## Task requirements
Once every line in the data below has been checked for "from", give the number of lines that hold it, and only that.

## Input data
- - -
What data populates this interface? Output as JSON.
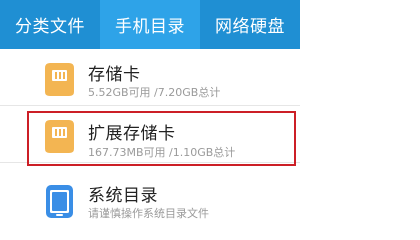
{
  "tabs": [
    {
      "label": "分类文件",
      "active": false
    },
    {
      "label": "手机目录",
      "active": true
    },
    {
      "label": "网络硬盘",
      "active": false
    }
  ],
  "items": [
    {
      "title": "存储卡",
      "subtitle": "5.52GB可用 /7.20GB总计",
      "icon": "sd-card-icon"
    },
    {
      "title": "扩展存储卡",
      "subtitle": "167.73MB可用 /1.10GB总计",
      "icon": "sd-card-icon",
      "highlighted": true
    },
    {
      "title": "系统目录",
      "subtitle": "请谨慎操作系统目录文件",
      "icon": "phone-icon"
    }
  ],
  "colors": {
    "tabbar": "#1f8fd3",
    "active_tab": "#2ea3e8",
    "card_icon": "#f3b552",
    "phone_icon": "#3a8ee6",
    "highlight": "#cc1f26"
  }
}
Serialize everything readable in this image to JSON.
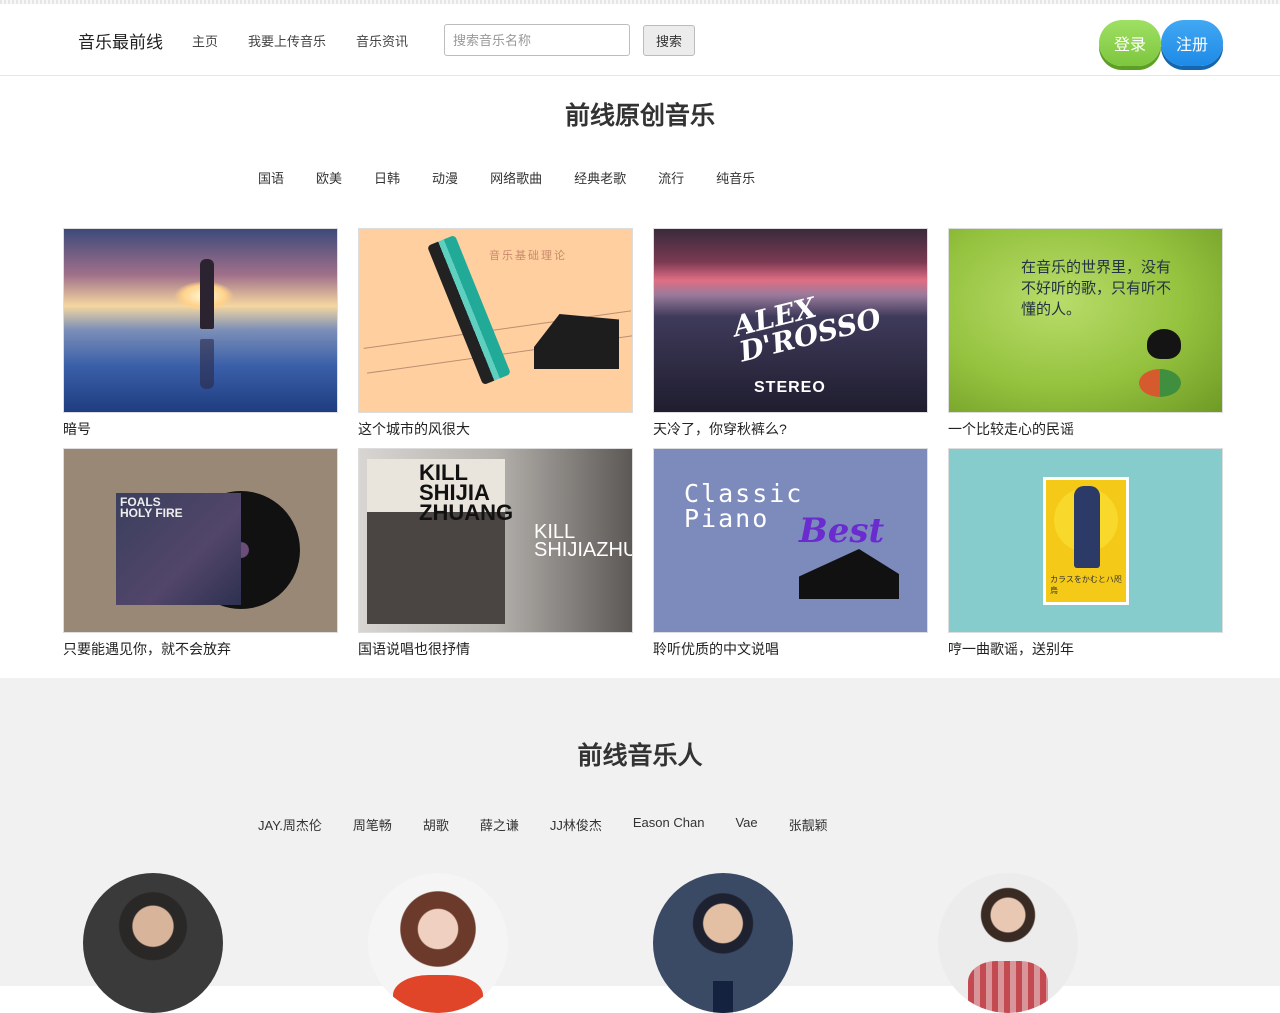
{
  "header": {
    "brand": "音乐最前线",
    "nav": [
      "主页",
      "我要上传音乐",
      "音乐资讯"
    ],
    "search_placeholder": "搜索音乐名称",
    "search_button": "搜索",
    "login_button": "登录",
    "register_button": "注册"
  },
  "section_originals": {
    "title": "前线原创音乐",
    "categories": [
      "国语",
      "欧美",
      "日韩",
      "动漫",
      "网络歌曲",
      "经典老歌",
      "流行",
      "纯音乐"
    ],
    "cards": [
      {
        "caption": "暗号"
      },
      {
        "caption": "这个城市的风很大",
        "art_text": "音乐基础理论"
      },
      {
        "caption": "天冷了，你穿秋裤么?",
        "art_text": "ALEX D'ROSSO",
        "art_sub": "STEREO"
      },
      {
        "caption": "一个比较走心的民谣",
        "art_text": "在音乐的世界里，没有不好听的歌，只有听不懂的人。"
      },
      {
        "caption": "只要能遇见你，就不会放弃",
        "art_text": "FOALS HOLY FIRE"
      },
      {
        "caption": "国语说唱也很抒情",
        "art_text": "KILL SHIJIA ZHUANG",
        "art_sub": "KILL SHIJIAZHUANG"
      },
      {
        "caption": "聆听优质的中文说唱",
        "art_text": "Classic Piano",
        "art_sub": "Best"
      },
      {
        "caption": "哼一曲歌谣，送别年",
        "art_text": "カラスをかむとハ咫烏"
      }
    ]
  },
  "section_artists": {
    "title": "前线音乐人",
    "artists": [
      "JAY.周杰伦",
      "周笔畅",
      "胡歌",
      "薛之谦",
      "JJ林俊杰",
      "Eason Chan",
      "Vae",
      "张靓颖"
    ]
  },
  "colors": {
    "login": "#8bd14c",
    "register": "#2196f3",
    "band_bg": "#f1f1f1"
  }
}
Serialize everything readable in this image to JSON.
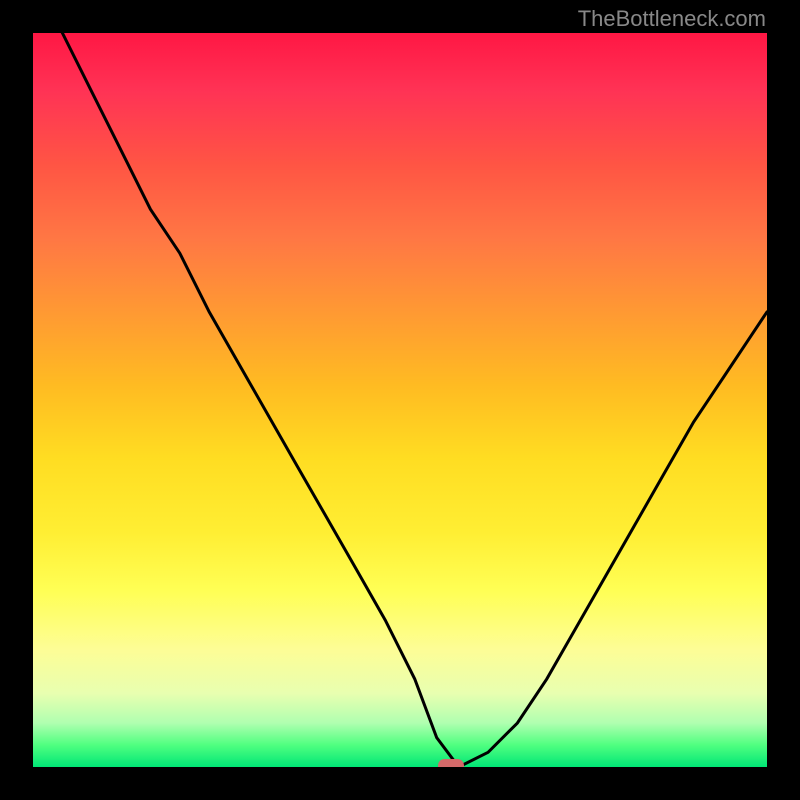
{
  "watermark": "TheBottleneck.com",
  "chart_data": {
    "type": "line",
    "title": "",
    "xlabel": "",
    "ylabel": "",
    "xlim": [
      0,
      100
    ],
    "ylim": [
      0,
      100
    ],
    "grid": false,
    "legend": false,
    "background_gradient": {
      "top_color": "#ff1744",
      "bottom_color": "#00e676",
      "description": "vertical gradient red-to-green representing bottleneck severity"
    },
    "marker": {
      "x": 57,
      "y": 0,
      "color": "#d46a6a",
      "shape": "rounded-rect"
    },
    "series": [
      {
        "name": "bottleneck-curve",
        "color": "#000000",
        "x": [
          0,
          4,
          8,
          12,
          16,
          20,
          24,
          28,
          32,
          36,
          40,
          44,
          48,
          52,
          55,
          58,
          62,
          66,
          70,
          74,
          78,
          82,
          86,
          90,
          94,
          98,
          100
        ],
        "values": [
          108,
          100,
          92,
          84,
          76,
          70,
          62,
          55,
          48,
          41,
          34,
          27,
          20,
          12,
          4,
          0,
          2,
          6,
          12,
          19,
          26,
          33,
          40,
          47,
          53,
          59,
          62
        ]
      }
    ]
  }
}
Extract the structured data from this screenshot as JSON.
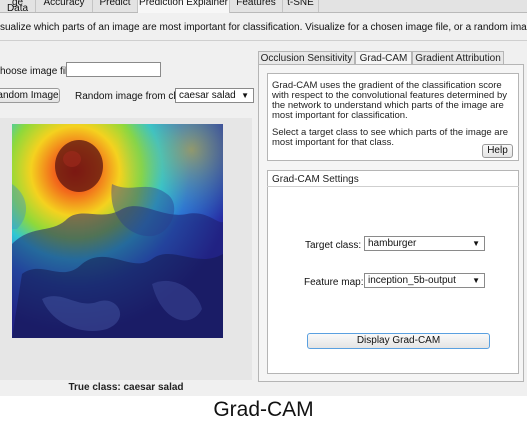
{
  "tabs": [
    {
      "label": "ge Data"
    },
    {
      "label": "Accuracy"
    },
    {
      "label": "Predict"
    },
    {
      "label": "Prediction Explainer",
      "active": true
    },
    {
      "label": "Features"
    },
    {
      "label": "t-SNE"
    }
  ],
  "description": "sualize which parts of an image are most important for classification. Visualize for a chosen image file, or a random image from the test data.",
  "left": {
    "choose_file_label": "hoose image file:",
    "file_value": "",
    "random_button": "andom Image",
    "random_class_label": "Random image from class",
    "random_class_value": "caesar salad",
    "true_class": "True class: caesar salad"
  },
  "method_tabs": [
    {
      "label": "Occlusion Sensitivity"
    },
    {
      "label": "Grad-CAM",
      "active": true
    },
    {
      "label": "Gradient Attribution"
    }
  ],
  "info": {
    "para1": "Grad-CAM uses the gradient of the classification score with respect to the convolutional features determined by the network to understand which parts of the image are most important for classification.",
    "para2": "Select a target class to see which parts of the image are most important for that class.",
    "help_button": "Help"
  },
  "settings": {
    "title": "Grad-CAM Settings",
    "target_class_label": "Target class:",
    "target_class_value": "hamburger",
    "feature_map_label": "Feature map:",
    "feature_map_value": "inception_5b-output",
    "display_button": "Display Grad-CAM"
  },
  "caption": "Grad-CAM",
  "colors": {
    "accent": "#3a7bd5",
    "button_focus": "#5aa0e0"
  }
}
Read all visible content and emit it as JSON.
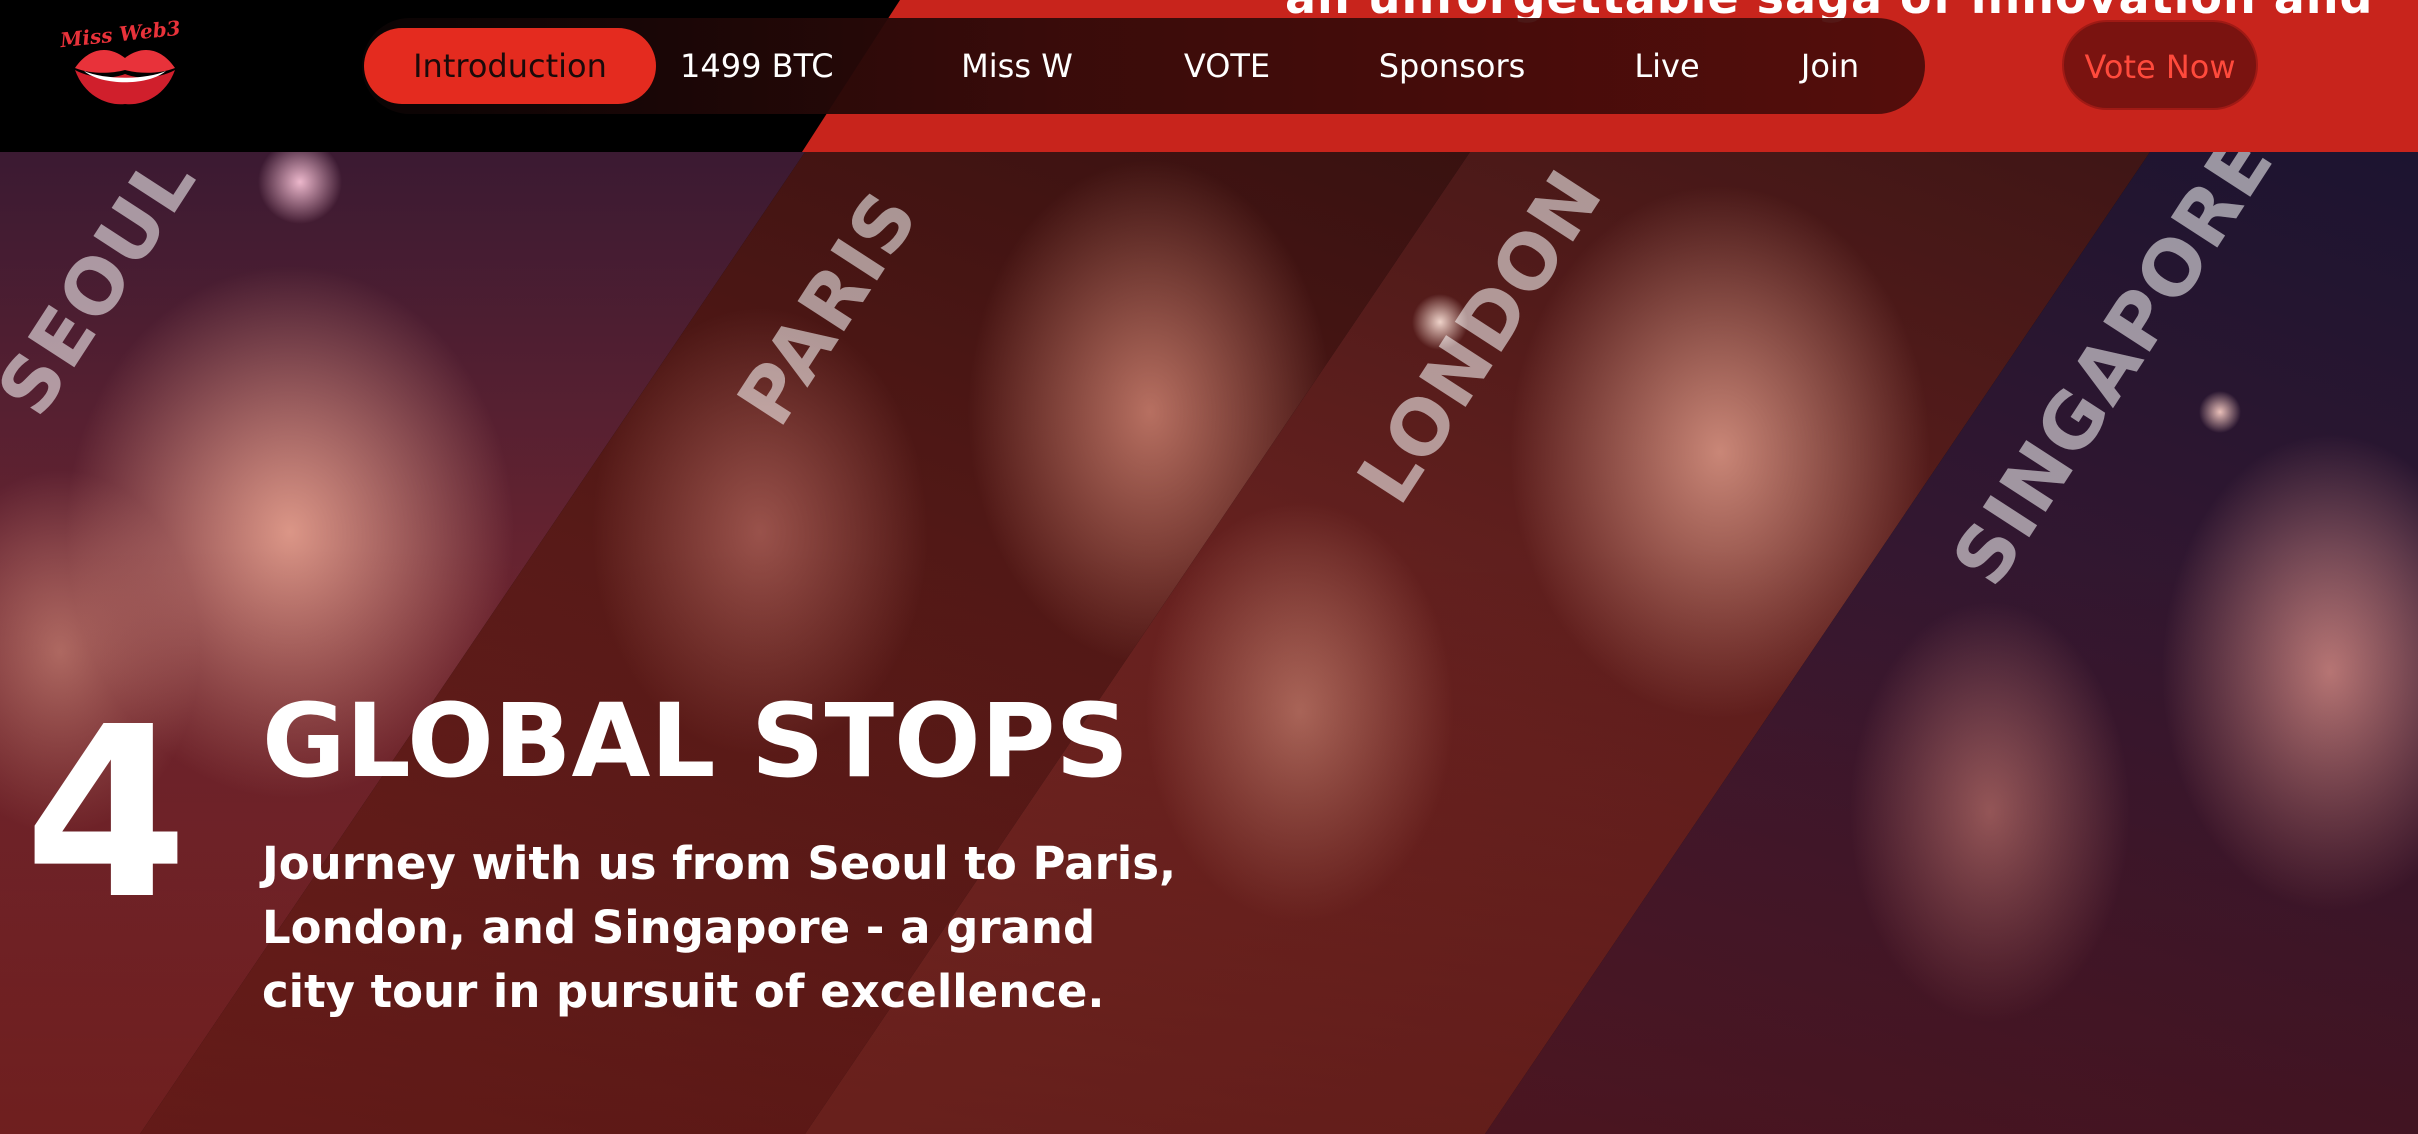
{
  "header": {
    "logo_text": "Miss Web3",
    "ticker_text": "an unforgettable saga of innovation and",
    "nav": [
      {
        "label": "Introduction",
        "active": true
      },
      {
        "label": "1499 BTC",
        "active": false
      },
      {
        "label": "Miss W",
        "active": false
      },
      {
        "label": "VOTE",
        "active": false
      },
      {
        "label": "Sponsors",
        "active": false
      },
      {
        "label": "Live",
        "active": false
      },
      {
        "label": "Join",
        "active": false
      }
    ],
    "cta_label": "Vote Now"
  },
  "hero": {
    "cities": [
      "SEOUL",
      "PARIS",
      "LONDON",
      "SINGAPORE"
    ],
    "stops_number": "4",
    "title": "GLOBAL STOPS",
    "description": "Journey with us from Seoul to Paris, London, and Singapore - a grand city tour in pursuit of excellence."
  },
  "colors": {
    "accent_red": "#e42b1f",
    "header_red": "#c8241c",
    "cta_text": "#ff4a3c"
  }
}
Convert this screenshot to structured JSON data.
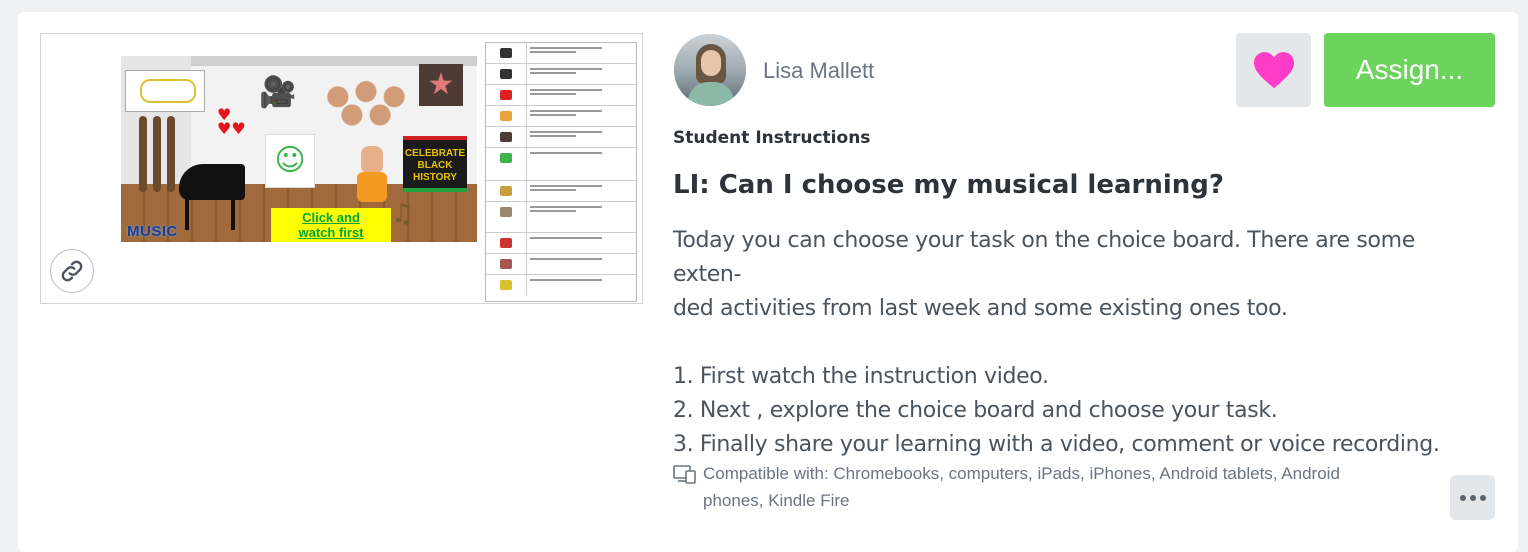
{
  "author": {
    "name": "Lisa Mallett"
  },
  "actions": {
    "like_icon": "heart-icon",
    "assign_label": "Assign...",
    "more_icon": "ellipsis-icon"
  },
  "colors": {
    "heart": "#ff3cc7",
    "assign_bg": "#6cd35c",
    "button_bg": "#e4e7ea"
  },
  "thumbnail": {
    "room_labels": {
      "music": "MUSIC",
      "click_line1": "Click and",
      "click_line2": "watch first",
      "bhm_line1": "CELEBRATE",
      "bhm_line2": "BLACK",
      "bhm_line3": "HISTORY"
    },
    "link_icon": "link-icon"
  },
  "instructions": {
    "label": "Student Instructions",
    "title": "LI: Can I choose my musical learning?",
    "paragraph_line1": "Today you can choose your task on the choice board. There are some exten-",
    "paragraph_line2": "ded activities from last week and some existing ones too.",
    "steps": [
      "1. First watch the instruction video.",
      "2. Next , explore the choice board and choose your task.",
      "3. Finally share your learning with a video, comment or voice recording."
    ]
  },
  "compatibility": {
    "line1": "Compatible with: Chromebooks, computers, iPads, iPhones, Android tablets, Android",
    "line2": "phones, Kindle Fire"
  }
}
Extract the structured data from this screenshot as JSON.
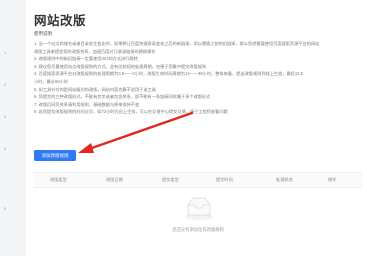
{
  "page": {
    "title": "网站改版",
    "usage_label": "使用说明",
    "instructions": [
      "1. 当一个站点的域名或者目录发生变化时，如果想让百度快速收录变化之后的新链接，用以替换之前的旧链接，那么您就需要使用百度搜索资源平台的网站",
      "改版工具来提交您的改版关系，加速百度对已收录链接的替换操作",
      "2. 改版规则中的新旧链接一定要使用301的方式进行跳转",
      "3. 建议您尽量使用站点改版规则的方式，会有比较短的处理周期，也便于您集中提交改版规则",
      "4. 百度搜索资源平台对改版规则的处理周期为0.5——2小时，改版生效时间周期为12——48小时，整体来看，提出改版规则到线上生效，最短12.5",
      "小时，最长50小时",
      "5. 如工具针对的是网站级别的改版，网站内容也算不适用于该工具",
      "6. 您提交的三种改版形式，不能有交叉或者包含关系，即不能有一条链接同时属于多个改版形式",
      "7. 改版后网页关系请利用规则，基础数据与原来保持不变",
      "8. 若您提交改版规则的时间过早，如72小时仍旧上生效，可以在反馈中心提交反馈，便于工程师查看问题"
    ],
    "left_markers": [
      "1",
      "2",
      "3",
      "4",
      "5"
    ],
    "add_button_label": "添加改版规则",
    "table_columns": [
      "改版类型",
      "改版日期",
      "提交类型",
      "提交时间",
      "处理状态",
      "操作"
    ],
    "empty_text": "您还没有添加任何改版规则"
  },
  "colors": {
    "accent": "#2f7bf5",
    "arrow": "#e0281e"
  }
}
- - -
## Exercise solution
6